• **Exercise requirements**
Send back the entries below exactly as they appear.

• **Extracted records**
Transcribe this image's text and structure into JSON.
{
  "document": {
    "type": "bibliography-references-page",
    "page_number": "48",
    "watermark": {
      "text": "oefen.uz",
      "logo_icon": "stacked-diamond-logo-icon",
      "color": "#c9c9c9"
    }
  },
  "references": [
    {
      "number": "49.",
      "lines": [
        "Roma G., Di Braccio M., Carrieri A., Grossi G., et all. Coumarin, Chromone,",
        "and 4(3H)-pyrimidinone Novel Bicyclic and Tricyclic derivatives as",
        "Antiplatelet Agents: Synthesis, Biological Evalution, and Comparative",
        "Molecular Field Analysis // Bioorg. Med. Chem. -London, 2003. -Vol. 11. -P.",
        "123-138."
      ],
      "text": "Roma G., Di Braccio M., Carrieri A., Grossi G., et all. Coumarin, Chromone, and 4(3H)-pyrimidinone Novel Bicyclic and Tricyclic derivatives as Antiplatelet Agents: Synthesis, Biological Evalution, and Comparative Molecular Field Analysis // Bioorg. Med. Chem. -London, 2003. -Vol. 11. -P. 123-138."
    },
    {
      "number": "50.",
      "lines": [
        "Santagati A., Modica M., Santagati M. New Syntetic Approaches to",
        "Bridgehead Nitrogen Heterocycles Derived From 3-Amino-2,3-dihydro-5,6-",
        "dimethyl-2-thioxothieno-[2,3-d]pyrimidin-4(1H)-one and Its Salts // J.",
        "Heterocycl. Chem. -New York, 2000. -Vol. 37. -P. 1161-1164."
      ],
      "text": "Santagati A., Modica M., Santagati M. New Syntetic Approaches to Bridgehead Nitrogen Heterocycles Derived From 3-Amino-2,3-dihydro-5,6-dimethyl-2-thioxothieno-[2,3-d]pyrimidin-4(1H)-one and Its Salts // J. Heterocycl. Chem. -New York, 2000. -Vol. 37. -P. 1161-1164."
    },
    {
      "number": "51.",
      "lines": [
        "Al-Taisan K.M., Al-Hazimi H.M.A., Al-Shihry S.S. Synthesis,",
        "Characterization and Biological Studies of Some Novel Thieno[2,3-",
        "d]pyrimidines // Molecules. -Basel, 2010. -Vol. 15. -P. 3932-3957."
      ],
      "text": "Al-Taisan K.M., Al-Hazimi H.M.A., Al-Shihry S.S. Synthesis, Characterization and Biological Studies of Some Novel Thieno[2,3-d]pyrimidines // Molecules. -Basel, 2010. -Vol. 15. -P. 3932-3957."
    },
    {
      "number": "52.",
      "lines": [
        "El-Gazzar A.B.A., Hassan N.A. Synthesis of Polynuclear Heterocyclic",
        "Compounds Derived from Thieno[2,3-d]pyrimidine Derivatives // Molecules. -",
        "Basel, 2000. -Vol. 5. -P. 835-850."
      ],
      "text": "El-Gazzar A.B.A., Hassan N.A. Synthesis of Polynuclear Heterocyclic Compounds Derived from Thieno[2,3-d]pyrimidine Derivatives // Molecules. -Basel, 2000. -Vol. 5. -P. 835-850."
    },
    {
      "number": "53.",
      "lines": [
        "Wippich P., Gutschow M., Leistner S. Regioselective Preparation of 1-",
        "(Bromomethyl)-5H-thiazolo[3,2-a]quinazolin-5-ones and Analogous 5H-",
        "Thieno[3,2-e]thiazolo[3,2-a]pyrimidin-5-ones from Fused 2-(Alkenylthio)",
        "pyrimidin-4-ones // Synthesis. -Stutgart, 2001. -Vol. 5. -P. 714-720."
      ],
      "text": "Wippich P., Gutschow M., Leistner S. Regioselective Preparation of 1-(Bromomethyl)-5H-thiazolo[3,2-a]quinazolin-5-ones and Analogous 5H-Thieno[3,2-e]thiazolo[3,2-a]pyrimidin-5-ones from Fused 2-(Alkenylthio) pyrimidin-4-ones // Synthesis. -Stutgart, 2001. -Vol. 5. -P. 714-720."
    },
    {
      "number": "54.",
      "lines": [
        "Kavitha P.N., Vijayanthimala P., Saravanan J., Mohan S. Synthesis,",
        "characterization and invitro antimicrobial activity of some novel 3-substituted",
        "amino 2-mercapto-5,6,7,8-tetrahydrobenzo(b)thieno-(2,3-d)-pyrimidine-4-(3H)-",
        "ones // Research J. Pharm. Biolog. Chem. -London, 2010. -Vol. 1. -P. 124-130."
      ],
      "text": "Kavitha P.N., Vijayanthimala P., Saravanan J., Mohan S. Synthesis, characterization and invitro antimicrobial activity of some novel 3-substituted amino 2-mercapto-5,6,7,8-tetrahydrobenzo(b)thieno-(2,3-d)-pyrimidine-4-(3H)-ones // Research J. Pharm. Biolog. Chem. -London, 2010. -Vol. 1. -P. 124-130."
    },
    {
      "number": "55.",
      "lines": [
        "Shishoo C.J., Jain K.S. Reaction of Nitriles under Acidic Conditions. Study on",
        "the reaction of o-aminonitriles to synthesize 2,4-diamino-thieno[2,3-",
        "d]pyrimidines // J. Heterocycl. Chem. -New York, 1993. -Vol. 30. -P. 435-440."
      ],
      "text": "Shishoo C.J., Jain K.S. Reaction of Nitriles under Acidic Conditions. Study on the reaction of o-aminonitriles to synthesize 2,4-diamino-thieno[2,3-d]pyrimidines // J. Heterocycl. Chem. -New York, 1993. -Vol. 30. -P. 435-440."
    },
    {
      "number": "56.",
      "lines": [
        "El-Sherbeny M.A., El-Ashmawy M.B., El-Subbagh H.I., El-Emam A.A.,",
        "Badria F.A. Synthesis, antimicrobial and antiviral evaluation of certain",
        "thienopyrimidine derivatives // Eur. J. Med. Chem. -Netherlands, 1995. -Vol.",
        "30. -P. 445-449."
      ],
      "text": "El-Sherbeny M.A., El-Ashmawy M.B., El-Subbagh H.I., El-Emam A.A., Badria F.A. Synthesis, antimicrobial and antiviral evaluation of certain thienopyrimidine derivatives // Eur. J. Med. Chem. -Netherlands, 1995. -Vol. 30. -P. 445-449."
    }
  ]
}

• **Output of the task**
Transcribe this image's text and structure into JSON.
{
  "document": {
    "type": "bibliography-references-page",
    "page_number": "48",
    "watermark": {
      "text": "oefen.uz",
      "logo_icon": "stacked-diamond-logo-icon",
      "color": "#c9c9c9"
    }
  },
  "references": [
    {
      "number": "49.",
      "lines": [
        "Roma G., Di Braccio M., Carrieri A., Grossi G., et all. Coumarin, Chromone,",
        "and 4(3H)-pyrimidinone Novel Bicyclic and Tricyclic derivatives as",
        "Antiplatelet Agents: Synthesis, Biological Evalution, and Comparative",
        "Molecular Field Analysis // Bioorg. Med. Chem. -London, 2003. -Vol. 11. -P.",
        "123-138."
      ],
      "text": "Roma G., Di Braccio M., Carrieri A., Grossi G., et all. Coumarin, Chromone, and 4(3H)-pyrimidinone Novel Bicyclic and Tricyclic derivatives as Antiplatelet Agents: Synthesis, Biological Evalution, and Comparative Molecular Field Analysis // Bioorg. Med. Chem. -London, 2003. -Vol. 11. -P. 123-138."
    },
    {
      "number": "50.",
      "lines": [
        "Santagati A., Modica M., Santagati M. New Syntetic Approaches to",
        "Bridgehead Nitrogen Heterocycles Derived From 3-Amino-2,3-dihydro-5,6-",
        "dimethyl-2-thioxothieno-[2,3-d]pyrimidin-4(1H)-one and Its Salts // J.",
        "Heterocycl. Chem. -New York, 2000. -Vol. 37. -P. 1161-1164."
      ],
      "text": "Santagati A., Modica M., Santagati M. New Syntetic Approaches to Bridgehead Nitrogen Heterocycles Derived From 3-Amino-2,3-dihydro-5,6-dimethyl-2-thioxothieno-[2,3-d]pyrimidin-4(1H)-one and Its Salts // J. Heterocycl. Chem. -New York, 2000. -Vol. 37. -P. 1161-1164."
    },
    {
      "number": "51.",
      "lines": [
        "Al-Taisan K.M., Al-Hazimi H.M.A., Al-Shihry S.S. Synthesis,",
        "Characterization and Biological Studies of Some Novel Thieno[2,3-",
        "d]pyrimidines // Molecules. -Basel, 2010. -Vol. 15. -P. 3932-3957."
      ],
      "text": "Al-Taisan K.M., Al-Hazimi H.M.A., Al-Shihry S.S. Synthesis, Characterization and Biological Studies of Some Novel Thieno[2,3-d]pyrimidines // Molecules. -Basel, 2010. -Vol. 15. -P. 3932-3957."
    },
    {
      "number": "52.",
      "lines": [
        "El-Gazzar A.B.A., Hassan N.A. Synthesis of Polynuclear Heterocyclic",
        "Compounds Derived from Thieno[2,3-d]pyrimidine Derivatives // Molecules. -",
        "Basel, 2000. -Vol. 5. -P. 835-850."
      ],
      "text": "El-Gazzar A.B.A., Hassan N.A. Synthesis of Polynuclear Heterocyclic Compounds Derived from Thieno[2,3-d]pyrimidine Derivatives // Molecules. -Basel, 2000. -Vol. 5. -P. 835-850."
    },
    {
      "number": "53.",
      "lines": [
        "Wippich P., Gutschow M., Leistner S. Regioselective Preparation of 1-",
        "(Bromomethyl)-5H-thiazolo[3,2-a]quinazolin-5-ones and Analogous 5H-",
        "Thieno[3,2-e]thiazolo[3,2-a]pyrimidin-5-ones from Fused 2-(Alkenylthio)",
        "pyrimidin-4-ones // Synthesis. -Stutgart, 2001. -Vol. 5. -P. 714-720."
      ],
      "text": "Wippich P., Gutschow M., Leistner S. Regioselective Preparation of 1-(Bromomethyl)-5H-thiazolo[3,2-a]quinazolin-5-ones and Analogous 5H-Thieno[3,2-e]thiazolo[3,2-a]pyrimidin-5-ones from Fused 2-(Alkenylthio) pyrimidin-4-ones // Synthesis. -Stutgart, 2001. -Vol. 5. -P. 714-720."
    },
    {
      "number": "54.",
      "lines": [
        "Kavitha P.N., Vijayanthimala P., Saravanan J., Mohan S. Synthesis,",
        "characterization and invitro antimicrobial activity of some novel 3-substituted",
        "amino 2-mercapto-5,6,7,8-tetrahydrobenzo(b)thieno-(2,3-d)-pyrimidine-4-(3H)-",
        "ones // Research J. Pharm. Biolog. Chem. -London, 2010. -Vol. 1. -P. 124-130."
      ],
      "text": "Kavitha P.N., Vijayanthimala P., Saravanan J., Mohan S. Synthesis, characterization and invitro antimicrobial activity of some novel 3-substituted amino 2-mercapto-5,6,7,8-tetrahydrobenzo(b)thieno-(2,3-d)-pyrimidine-4-(3H)-ones // Research J. Pharm. Biolog. Chem. -London, 2010. -Vol. 1. -P. 124-130."
    },
    {
      "number": "55.",
      "lines": [
        "Shishoo C.J., Jain K.S. Reaction of Nitriles under Acidic Conditions. Study on",
        "the reaction of o-aminonitriles to synthesize 2,4-diamino-thieno[2,3-",
        "d]pyrimidines // J. Heterocycl. Chem. -New York, 1993. -Vol. 30. -P. 435-440."
      ],
      "text": "Shishoo C.J., Jain K.S. Reaction of Nitriles under Acidic Conditions. Study on the reaction of o-aminonitriles to synthesize 2,4-diamino-thieno[2,3-d]pyrimidines // J. Heterocycl. Chem. -New York, 1993. -Vol. 30. -P. 435-440."
    },
    {
      "number": "56.",
      "lines": [
        "El-Sherbeny M.A., El-Ashmawy M.B., El-Subbagh H.I., El-Emam A.A.,",
        "Badria F.A. Synthesis, antimicrobial and antiviral evaluation of certain",
        "thienopyrimidine derivatives // Eur. J. Med. Chem. -Netherlands, 1995. -Vol.",
        "30. -P. 445-449."
      ],
      "text": "El-Sherbeny M.A., El-Ashmawy M.B., El-Subbagh H.I., El-Emam A.A., Badria F.A. Synthesis, antimicrobial and antiviral evaluation of certain thienopyrimidine derivatives // Eur. J. Med. Chem. -Netherlands, 1995. -Vol. 30. -P. 445-449."
    }
  ]
}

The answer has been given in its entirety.